What you need to do:
Retype the entries below word for word, leaving none out.

━━━━━ Records ━━━━━

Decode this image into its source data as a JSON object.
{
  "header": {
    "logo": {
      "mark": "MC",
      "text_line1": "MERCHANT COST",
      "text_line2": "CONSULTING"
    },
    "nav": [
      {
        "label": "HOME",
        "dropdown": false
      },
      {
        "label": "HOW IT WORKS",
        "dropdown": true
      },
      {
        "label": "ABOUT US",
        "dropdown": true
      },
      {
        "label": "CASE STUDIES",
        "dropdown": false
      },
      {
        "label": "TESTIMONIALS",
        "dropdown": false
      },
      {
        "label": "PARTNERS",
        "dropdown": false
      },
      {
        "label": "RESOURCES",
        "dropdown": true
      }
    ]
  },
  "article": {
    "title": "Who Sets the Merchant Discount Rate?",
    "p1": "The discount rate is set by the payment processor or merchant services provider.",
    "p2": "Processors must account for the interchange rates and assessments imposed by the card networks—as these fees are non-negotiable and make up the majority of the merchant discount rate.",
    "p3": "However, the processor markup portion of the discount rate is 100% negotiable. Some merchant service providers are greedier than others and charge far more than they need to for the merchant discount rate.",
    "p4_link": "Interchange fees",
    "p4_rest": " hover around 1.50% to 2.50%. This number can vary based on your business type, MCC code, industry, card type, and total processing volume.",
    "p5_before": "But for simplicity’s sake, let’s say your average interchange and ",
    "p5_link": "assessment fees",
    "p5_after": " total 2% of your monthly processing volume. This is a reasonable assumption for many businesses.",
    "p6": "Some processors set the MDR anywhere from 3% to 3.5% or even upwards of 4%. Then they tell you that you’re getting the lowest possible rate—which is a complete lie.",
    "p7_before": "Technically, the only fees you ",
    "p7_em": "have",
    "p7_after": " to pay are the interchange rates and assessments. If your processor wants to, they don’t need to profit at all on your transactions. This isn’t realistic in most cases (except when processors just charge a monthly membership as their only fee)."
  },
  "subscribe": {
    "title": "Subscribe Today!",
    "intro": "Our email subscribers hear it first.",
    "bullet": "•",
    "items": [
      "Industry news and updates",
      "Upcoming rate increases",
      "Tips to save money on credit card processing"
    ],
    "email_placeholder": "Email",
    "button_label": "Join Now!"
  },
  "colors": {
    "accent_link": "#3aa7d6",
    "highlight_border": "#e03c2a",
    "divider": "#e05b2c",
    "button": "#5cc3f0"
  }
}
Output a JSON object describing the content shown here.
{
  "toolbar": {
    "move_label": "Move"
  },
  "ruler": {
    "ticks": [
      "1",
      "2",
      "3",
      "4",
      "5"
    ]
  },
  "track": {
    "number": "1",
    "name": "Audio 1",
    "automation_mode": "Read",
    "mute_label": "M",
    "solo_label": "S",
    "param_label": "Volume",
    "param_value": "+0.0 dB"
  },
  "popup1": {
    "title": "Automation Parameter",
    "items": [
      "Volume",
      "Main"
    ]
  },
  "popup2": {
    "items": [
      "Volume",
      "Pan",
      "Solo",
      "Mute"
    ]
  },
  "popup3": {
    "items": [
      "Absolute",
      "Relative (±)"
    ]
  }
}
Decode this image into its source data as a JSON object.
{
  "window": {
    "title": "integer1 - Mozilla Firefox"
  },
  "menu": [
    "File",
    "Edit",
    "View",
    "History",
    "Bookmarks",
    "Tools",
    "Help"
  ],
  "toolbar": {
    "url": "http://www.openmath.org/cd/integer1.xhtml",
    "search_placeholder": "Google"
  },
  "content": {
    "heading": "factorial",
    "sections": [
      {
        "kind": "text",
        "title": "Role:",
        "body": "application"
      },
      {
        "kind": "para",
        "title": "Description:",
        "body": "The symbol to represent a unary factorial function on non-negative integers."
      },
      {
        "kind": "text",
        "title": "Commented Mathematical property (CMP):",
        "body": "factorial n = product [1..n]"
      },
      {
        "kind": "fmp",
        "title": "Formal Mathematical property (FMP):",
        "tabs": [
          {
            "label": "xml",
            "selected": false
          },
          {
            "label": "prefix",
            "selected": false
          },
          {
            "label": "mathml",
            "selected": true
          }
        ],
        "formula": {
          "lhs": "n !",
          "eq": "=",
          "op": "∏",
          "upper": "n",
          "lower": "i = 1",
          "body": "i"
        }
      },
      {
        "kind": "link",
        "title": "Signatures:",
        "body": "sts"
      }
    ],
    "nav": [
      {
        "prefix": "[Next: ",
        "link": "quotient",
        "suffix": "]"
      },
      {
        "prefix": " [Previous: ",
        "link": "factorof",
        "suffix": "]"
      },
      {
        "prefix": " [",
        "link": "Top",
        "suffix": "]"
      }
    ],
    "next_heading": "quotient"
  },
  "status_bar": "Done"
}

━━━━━

Response area:
Decode this image into its source data as a JSON object.
{
  "header": {
    "logo": {
      "mark": "MC",
      "text_line1": "MERCHANT COST",
      "text_line2": "CONSULTING"
    },
    "nav": [
      {
        "label": "HOME",
        "dropdown": false
      },
      {
        "label": "HOW IT WORKS",
        "dropdown": true
      },
      {
        "label": "ABOUT US",
        "dropdown": true
      },
      {
        "label": "CASE STUDIES",
        "dropdown": false
      },
      {
        "label": "TESTIMONIALS",
        "dropdown": false
      },
      {
        "label": "PARTNERS",
        "dropdown": false
      },
      {
        "label": "RESOURCES",
        "dropdown": true
      }
    ]
  },
  "article": {
    "title": "Who Sets the Merchant Discount Rate?",
    "p1": "The discount rate is set by the payment processor or merchant services provider.",
    "p2": "Processors must account for the interchange rates and assessments imposed by the card networks—as these fees are non-negotiable and make up the majority of the merchant discount rate.",
    "p3": "However, the processor markup portion of the discount rate is 100% negotiable. Some merchant service providers are greedier than others and charge far more than they need to for the merchant discount rate.",
    "p4_link": "Interchange fees",
    "p4_rest": " hover around 1.50% to 2.50%. This number can vary based on your business type, MCC code, industry, card type, and total processing volume.",
    "p5_before": "But for simplicity’s sake, let’s say your average interchange and ",
    "p5_link": "assessment fees",
    "p5_after": " total 2% of your monthly processing volume. This is a reasonable assumption for many businesses.",
    "p6": "Some processors set the MDR anywhere from 3% to 3.5% or even upwards of 4%. Then they tell you that you’re getting the lowest possible rate—which is a complete lie.",
    "p7_before": "Technically, the only fees you ",
    "p7_em": "have",
    "p7_after": " to pay are the interchange rates and assessments. If your processor wants to, they don’t need to profit at all on your transactions. This isn’t realistic in most cases (except when processors just charge a monthly membership as their only fee)."
  },
  "subscribe": {
    "title": "Subscribe Today!",
    "intro": "Our email subscribers hear it first.",
    "bullet": "•",
    "items": [
      "Industry news and updates",
      "Upcoming rate increases",
      "Tips to save money on credit card processing"
    ],
    "email_placeholder": "Email",
    "button_label": "Join Now!"
  },
  "colors": {
    "accent_link": "#3aa7d6",
    "highlight_border": "#e03c2a",
    "divider": "#e05b2c",
    "button": "#5cc3f0"
  }
}
Output a JSON object describing the content shown here.
{
  "toolbar": {
    "move_label": "Move"
  },
  "ruler": {
    "ticks": [
      "1",
      "2",
      "3",
      "4",
      "5"
    ]
  },
  "track": {
    "number": "1",
    "name": "Audio 1",
    "automation_mode": "Read",
    "mute_label": "M",
    "solo_label": "S",
    "param_label": "Volume",
    "param_value": "+0.0 dB"
  },
  "popup1": {
    "title": "Automation Parameter",
    "items": [
      "Volume",
      "Main"
    ]
  },
  "popup2": {
    "items": [
      "Volume",
      "Pan",
      "Solo",
      "Mute"
    ]
  },
  "popup3": {
    "items": [
      "Absolute",
      "Relative (±)"
    ]
  }
}
Decode this image into its source data as a JSON object.
{
  "window": {
    "title": "integer1 - Mozilla Firefox"
  },
  "menu": [
    "File",
    "Edit",
    "View",
    "History",
    "Bookmarks",
    "Tools",
    "Help"
  ],
  "toolbar": {
    "url": "http://www.openmath.org/cd/integer1.xhtml",
    "search_placeholder": "Google"
  },
  "content": {
    "heading": "factorial",
    "sections": [
      {
        "kind": "text",
        "title": "Role:",
        "body": "application"
      },
      {
        "kind": "para",
        "title": "Description:",
        "body": "The symbol to represent a unary factorial function on non-negative integers."
      },
      {
        "kind": "text",
        "title": "Commented Mathematical property (CMP):",
        "body": "factorial n = product [1..n]"
      },
      {
        "kind": "fmp",
        "title": "Formal Mathematical property (FMP):",
        "tabs": [
          {
            "label": "xml",
            "selected": false
          },
          {
            "label": "prefix",
            "selected": false
          },
          {
            "label": "mathml",
            "selected": true
          }
        ],
        "formula": {
          "lhs": "n !",
          "eq": "=",
          "op": "∏",
          "upper": "n",
          "lower": "i = 1",
          "body": "i"
        }
      },
      {
        "kind": "link",
        "title": "Signatures:",
        "body": "sts"
      }
    ],
    "nav": [
      {
        "prefix": "[Next: ",
        "link": "quotient",
        "suffix": "]"
      },
      {
        "prefix": " [Previous: ",
        "link": "factorof",
        "suffix": "]"
      },
      {
        "prefix": " [",
        "link": "Top",
        "suffix": "]"
      }
    ],
    "next_heading": "quotient"
  },
  "status_bar": "Done"
}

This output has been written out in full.